By Frederic Lardinois

Arthur.ai snags $15M Series A to grow machine learning monitoring tool

At a time when more companies are building machine learning models, Arthur.ai wants to help by ensuring the model accuracy doesn’t begin slipping over time, thereby losing its ability to precisely measure what it was supposed to. As demand for this type of tool has increased this year, in spite of the pandemic, the startup announced a $15 million Series A today.

The investment was led by Index Ventures with help from new comers Acrew and Plexo Capital along with previous investors Homebrew, AME Ventures and Work-Bench.The round comes almost exactly a year after its $3.3 million seed round.

As CEO and co-founder Adam Wenchel explains, data scientists build and test machine learning models in the lab under ideal conditions, but as these models are put into production, the performance can begin to deteriorate under real world scrutiny. Arthur.AI is designed to root out when that happens.

Even as COVID has wreaked havoc throughout much of this year, the company has grown revenue 300% in the last six months smack dab in the middle of all that. “Over the course of 2020, we have begun to open up more and talk to [more] customers.
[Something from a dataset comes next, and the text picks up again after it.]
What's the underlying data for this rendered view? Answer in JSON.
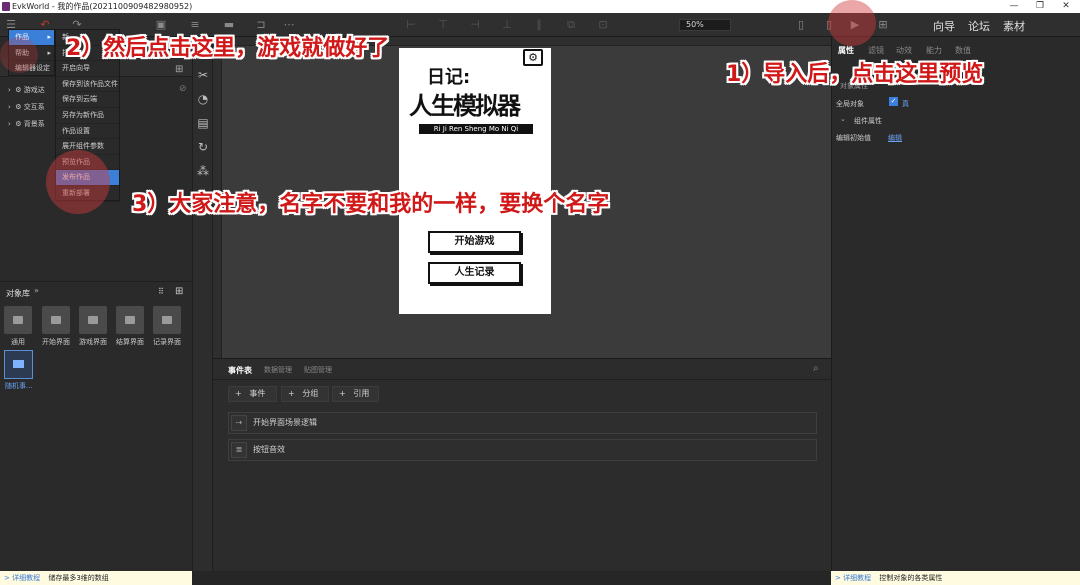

And so we are starting to get some really nice initial customer traction, both in traditional enterprises as well as digital tech companies,” Wenchel told me. With 15 customers, the company is finding that the solution is resonating with companies.

It’s interesting to note that AWS announced a similar tool yesterday at re:Invent called SageMaker Clarify, but Wenchel sees this as more of a validation of what his startup has been trying to do, rather than an existential threat. “I think it helps create awareness, and because this is our 100% focus, our tools go well beyond what the major cloud providers provide,” he said.
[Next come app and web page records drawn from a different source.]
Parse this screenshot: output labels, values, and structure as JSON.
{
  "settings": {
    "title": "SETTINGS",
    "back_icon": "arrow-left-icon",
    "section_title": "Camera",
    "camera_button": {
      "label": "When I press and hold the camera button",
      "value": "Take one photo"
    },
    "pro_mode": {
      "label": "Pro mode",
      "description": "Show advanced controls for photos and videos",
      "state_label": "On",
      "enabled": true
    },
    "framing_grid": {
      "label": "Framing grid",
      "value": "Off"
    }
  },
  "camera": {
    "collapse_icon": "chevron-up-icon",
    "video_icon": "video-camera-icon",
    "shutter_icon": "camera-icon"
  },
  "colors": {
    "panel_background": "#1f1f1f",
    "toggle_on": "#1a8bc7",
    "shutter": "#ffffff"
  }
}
Investor Mike Volpi from Index certainly sees the value proposition of this company. “One of the most critical aspects of the AI stack is in the area of performance monitoring and risk mitigation. Simply put, is the AI system behaving like it’s supposed to?,” he wrote in a blog post announcing the funding.

When we spoke a year ago, the company had 8 employees. Today it has 17 and it expects to double again by the end of next year. Wenchel says that as a company whose products looks for different types of bias, it’s especially important to have a diverse workforce. He says that starts with having a diverse investment team and board makeup, which he has been able to achieve, and goes from there.
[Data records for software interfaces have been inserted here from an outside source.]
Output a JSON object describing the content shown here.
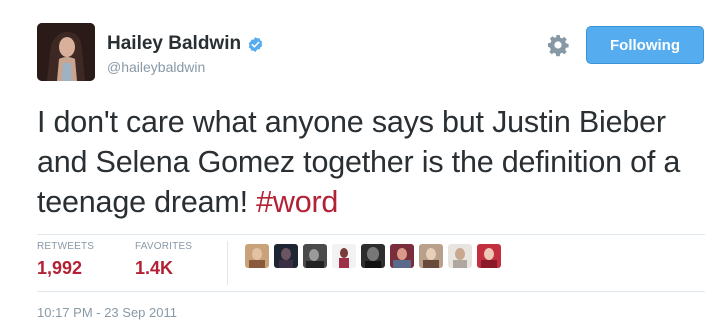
{
  "header": {
    "display_name": "Hailey Baldwin",
    "handle": "@haileybaldwin",
    "follow_label": "Following"
  },
  "tweet": {
    "text_main": "I don't care what anyone says but Justin Bieber and Selena Gomez together is the definition of a teenage dream! ",
    "hashtag": "#word"
  },
  "stats": {
    "retweets_label": "RETWEETS",
    "retweets_value": "1,992",
    "favorites_label": "FAVORITES",
    "favorites_value": "1.4K"
  },
  "favoriters_icons": [
    "user-avatar-1",
    "user-avatar-2",
    "user-avatar-3",
    "user-avatar-4",
    "user-avatar-5",
    "user-avatar-6",
    "user-avatar-7",
    "user-avatar-8",
    "user-avatar-9"
  ],
  "timestamp": "10:17 PM - 23 Sep 2011",
  "colors": {
    "accent_blue": "#55acee",
    "hashtag_red": "#b22234",
    "stat_red": "#b22234",
    "muted_gray": "#8899a6"
  }
}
“We’ve sponsored and work with groups that focus on both general sort of coding for different underrepresented groups as well as specifically AI, and that’s something that we’ll continue to do. And actually I think when we can get together for in person events again, we will really go out there and support great organizations like AI for All and Black Girls Code,” he said. He believes that by working with these groups, it will give the startup a pipeline to underrepresented groups, which they can draw upon for hiring as the needs arise.

Wenchel says that when he can go back to the office, he wants to bring employees back, at least for part of the week for certain kinds of work that will benefit from being in the same space.


By Ron Miller